Your instructions: From the entries below, copy every line that has the word "title".

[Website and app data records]
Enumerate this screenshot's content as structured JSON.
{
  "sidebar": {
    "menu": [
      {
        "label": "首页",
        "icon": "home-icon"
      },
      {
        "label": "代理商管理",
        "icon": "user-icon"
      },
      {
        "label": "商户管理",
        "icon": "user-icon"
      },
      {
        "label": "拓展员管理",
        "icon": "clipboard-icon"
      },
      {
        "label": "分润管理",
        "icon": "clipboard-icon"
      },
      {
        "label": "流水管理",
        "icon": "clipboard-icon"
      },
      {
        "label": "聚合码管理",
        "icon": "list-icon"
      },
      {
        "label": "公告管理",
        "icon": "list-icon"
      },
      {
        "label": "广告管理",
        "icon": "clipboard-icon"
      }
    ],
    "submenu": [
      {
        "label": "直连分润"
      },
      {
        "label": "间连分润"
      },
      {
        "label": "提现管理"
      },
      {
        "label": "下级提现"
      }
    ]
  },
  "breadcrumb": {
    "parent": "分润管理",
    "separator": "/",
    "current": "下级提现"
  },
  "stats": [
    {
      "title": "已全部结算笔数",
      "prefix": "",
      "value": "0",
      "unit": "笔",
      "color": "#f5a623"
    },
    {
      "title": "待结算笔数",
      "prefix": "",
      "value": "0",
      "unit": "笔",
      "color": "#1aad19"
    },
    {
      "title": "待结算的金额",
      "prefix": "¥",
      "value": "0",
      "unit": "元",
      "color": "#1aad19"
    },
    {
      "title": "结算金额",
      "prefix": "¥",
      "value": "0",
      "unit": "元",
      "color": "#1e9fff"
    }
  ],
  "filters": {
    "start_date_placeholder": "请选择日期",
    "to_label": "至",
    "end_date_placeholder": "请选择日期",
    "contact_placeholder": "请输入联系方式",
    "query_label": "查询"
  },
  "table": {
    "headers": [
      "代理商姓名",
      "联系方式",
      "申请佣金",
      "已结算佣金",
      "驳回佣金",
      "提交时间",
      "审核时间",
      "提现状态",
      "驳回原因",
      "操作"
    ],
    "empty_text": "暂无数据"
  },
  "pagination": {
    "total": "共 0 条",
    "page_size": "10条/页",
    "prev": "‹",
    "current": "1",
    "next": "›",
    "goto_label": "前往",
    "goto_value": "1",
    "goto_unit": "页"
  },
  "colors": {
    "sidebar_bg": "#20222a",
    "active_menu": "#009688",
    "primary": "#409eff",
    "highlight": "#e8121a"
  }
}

Answer to this task:
      "title": "已全部结算笔数",
      "title": "待结算笔数",
      "title": "待结算的金额",
      "title": "结算金额",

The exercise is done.